“The more courageous I am in destroying a partial success the more likely it is that I will get something alive and true.” -Frank Auerbach
This quote made my hair stand on end.
I used to think that art meant taking all the bad stuff and putting it out there, to make something interesting out of the desperate and painful. In other words, that art couldn’t be other than what I had in my pockets at that moment.
David Roddis, “Self Portrait with Doppelgänger”, 2014. © DRoddis/Florian Photo/Art of Flowers.
But I see now that art can transcend what I am. This doesn’t mean that my work won’t ever express desperation and pain, or that I’ll gloss over difficulties, or settle for the pretty-pretty (which, considering that I choose flowers as subjects, is pretty damn tempting).
But as I have used the camera, I have learned, painfully, to look outside myself and to see. So what’s coming out is less like therapy (me-focused) and more like compassion (outward AND me focused).
My pain separates me from you (though, paradoxically, what I feel is no more than the pain you’ve felt. (Maybe it’s even the same pain, from your hands to mine, still stove-hot and sticky;
the same pain, cold and congealed as the dead man’s smile you greet me with.) My compassion connects me to you through our common knowledge of suffering; the primal version of which is separation.

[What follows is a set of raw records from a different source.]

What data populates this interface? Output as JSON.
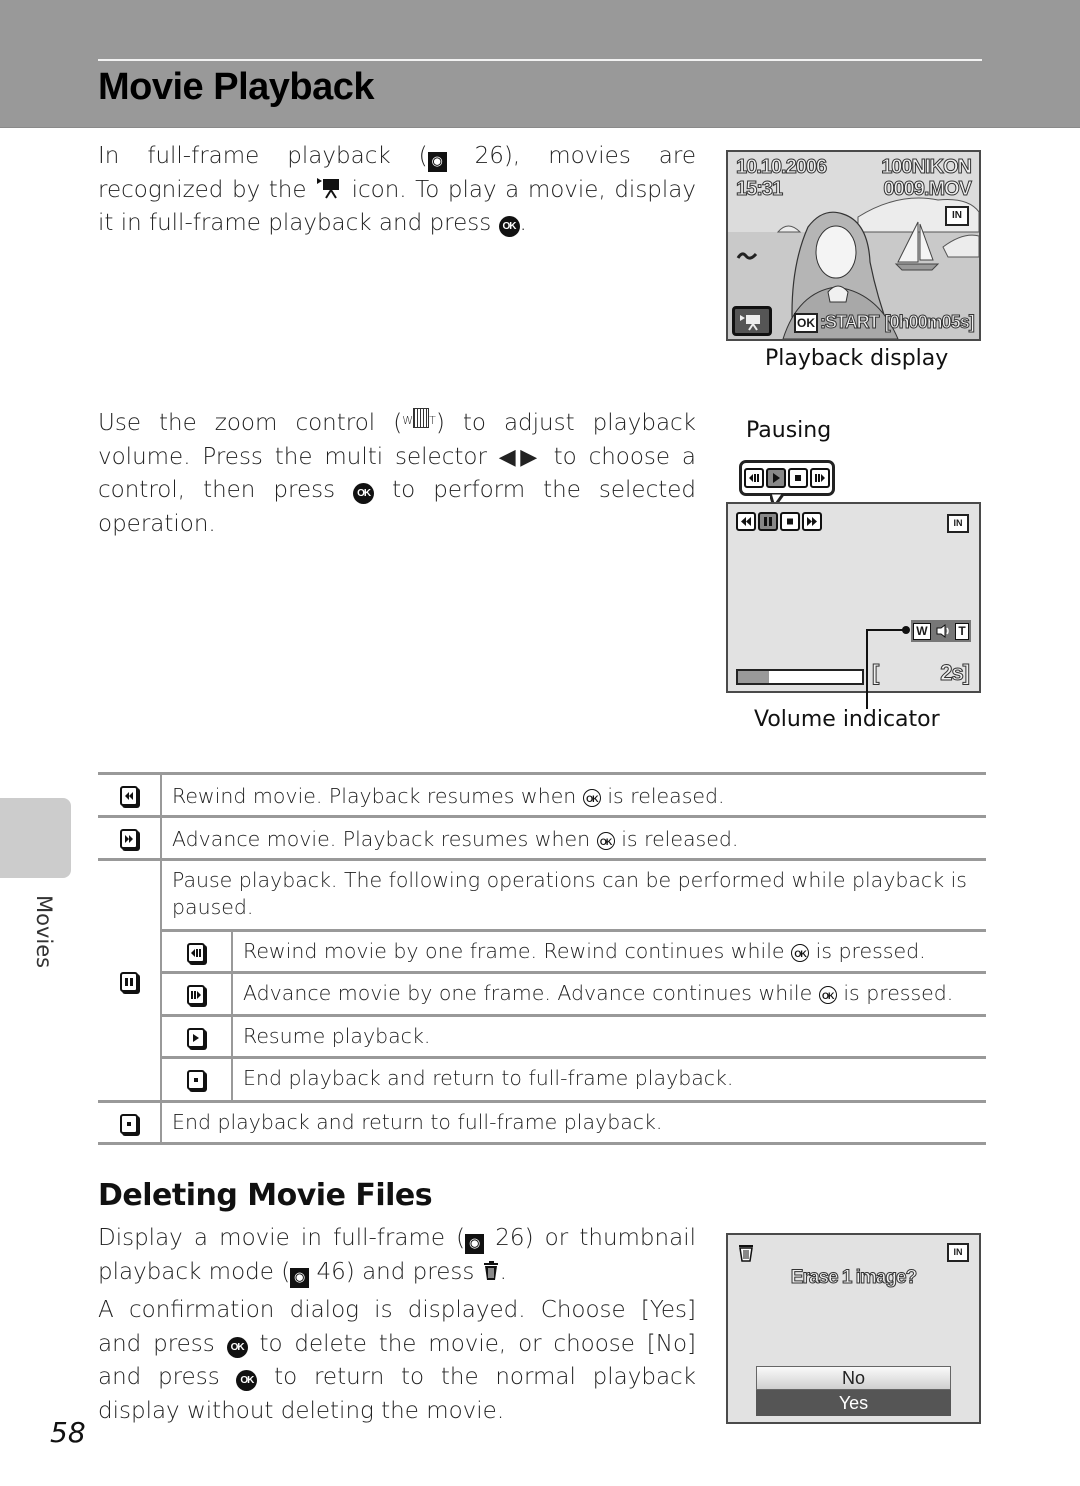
{
  "header": {
    "title": "Movie Playback"
  },
  "intro": {
    "p1_a": "In full-frame playback (",
    "p1_ref": "26",
    "p1_b": "), movies are recognized by the",
    "p1_c": "icon. To play a movie, display it in full-frame playback and press",
    "p1_end": ".",
    "p2_a": "Use the zoom control (",
    "p2_b": ") to adjust playback volume. Press the multi selector",
    "p2_c": "to choose a control, then press",
    "p2_d": "to perform the selected operation."
  },
  "icons": {
    "ok_button": "OK",
    "ref_icon": "reference-icon",
    "movie_icon": "movie-camera-icon",
    "zoom_w": "W",
    "zoom_t": "T",
    "multi_selector": "◀▶",
    "trash_icon": "delete-icon"
  },
  "playback_display": {
    "date": "10.10.2006",
    "time": "15:31",
    "folder": "100NIKON",
    "file": "0009.MOV",
    "memory": "IN",
    "ok_label": "OK",
    "start_label": ":START",
    "duration": "[0h00m05s]",
    "caption": "Playback display"
  },
  "pausing_display": {
    "label": "Pausing",
    "memory": "IN",
    "vol_w": "W",
    "vol_t": "T",
    "progress_fraction": 0.25,
    "time_open": "[",
    "time_remaining": "2s]",
    "caption": "Volume indicator"
  },
  "table": {
    "rows": [
      {
        "icon": "rewind-icon",
        "text": "Rewind movie. Playback resumes when",
        "text_end": "is released."
      },
      {
        "icon": "fast-forward-icon",
        "text": "Advance movie. Playback resumes when",
        "text_end": "is released."
      },
      {
        "icon": "pause-icon",
        "text": "Pause playback. The following operations can be performed while playback is paused.",
        "sub": [
          {
            "icon": "frame-rewind-icon",
            "text": "Rewind movie by one frame. Rewind continues while",
            "text_end": "is pressed."
          },
          {
            "icon": "frame-advance-icon",
            "text": "Advance movie by one frame. Advance continues while",
            "text_end": "is pressed."
          },
          {
            "icon": "resume-icon",
            "text": "Resume playback."
          },
          {
            "icon": "stop-icon",
            "text": "End playback and return to full-frame playback."
          }
        ]
      },
      {
        "icon": "stop-icon",
        "text": "End playback and return to full-frame playback."
      }
    ]
  },
  "sidebar": {
    "section_label": "Movies"
  },
  "deleting": {
    "title": "Deleting Movie Files",
    "p1_a": "Display a movie in full-frame (",
    "p1_ref1": "26",
    "p1_b": ") or thumbnail playback mode (",
    "p1_ref2": "46",
    "p1_c": ") and press",
    "p1_end": ".",
    "p2_a": "A confirmation dialog is displayed. Choose [Yes] and press",
    "p2_b": "to delete the movie, or choose [No] and press",
    "p2_c": "to return to the normal playback display without deleting the movie."
  },
  "erase_dialog": {
    "memory": "IN",
    "question": "Erase 1 image?",
    "options": [
      "No",
      "Yes"
    ],
    "selected": "Yes"
  },
  "footer": {
    "page_number": "58"
  },
  "colors": {
    "header_bg": "#999999",
    "screen_bg": "#e2e2e2",
    "selected_option": "#555555",
    "rule": "#999999"
  }
}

What’s this got to do with ART, you ask?
Wait until you no longer need to ask. Then ask.